[Work order]: Look for the word "name" in the records, and copy each line where it appears.

--- Record extracts Enclosed Below ---

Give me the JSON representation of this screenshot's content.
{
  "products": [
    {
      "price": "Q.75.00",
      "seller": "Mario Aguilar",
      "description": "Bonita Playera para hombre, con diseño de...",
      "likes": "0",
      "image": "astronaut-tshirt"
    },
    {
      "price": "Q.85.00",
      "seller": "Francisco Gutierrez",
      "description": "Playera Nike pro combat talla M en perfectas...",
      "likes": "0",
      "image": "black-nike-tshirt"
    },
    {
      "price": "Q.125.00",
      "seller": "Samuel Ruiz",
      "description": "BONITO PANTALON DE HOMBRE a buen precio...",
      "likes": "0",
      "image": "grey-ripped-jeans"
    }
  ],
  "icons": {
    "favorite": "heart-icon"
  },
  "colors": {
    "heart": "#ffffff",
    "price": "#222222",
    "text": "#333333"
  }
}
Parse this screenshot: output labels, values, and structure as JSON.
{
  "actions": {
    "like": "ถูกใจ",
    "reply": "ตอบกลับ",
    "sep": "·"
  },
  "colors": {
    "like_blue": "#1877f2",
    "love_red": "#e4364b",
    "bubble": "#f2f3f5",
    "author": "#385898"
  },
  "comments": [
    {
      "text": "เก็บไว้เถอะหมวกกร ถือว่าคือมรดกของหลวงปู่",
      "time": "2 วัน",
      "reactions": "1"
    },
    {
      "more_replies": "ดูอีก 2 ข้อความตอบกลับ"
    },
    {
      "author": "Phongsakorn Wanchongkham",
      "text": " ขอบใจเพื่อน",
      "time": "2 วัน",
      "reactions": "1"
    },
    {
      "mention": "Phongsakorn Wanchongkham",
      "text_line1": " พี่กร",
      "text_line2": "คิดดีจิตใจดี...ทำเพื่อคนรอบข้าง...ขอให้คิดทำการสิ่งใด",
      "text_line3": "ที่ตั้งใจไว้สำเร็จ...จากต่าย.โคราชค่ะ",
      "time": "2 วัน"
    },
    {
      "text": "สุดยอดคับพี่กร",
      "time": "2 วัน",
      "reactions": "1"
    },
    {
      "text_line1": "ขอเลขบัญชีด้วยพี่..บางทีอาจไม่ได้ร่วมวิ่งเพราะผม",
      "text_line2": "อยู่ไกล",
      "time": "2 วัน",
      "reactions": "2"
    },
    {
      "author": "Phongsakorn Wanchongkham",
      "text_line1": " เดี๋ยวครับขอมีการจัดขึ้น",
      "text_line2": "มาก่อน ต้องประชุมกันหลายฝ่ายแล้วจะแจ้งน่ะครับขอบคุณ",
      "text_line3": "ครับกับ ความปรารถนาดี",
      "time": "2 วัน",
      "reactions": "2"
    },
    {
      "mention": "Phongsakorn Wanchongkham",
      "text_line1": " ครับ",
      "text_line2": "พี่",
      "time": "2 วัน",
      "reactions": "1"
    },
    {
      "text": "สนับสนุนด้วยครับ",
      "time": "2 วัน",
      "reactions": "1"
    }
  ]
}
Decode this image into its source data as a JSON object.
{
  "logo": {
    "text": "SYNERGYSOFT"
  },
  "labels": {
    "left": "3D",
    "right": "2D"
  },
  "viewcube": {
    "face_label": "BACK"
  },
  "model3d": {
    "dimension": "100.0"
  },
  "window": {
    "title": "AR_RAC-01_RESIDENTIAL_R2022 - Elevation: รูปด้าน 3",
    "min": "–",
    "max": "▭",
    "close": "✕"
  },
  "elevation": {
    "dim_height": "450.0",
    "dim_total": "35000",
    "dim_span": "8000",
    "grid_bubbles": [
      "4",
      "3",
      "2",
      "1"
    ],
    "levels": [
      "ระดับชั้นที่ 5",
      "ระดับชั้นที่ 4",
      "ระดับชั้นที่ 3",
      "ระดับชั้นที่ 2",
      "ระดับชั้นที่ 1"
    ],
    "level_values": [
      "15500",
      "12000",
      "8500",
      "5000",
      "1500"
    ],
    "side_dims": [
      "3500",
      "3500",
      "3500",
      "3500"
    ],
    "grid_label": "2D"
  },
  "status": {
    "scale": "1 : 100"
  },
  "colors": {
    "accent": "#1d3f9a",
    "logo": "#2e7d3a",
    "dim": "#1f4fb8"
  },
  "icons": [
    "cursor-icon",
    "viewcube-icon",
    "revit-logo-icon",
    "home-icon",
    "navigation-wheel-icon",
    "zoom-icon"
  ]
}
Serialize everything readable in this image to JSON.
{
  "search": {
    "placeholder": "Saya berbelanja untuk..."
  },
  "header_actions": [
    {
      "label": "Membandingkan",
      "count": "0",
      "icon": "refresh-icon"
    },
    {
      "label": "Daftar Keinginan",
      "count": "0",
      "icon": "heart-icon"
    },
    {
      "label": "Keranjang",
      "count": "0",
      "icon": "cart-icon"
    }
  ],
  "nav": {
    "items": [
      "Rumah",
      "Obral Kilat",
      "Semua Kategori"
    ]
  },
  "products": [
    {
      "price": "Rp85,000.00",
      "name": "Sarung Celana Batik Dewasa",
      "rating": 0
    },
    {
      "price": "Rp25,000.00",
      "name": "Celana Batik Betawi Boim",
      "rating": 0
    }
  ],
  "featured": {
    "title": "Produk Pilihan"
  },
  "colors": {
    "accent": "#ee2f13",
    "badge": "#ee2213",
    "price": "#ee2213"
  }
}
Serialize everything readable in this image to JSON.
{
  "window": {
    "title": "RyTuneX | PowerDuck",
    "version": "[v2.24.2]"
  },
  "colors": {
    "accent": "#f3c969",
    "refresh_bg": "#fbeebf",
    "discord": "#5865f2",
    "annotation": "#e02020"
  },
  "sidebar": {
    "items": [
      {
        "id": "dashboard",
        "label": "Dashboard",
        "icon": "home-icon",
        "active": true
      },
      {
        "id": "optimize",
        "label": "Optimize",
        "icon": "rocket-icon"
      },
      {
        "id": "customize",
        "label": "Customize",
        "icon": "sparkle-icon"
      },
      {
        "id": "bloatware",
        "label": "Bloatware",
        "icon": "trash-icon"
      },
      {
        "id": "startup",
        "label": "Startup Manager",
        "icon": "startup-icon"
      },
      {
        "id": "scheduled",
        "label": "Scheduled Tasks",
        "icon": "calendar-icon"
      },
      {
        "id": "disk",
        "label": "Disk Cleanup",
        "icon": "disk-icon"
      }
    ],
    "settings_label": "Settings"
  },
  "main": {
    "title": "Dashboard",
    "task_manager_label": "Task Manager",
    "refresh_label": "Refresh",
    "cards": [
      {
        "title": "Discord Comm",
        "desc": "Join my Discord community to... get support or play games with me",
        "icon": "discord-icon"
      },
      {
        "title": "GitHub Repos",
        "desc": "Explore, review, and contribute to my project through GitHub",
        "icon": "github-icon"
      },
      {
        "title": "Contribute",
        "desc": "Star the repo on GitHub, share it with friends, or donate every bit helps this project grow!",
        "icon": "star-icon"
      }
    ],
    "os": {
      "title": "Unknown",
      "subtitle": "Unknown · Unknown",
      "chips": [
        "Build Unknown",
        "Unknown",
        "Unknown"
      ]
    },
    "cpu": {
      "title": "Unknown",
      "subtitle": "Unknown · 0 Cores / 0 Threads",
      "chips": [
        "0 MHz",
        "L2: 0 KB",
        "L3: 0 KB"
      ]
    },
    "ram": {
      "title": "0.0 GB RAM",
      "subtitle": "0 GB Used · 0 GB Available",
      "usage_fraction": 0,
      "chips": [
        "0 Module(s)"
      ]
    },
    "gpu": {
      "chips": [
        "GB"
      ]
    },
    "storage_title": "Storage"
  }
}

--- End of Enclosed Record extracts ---

[Task answer]:
      "name": "Sarung Celana Batik Dewasa",
      "name": "Celana Batik Betawi Boim",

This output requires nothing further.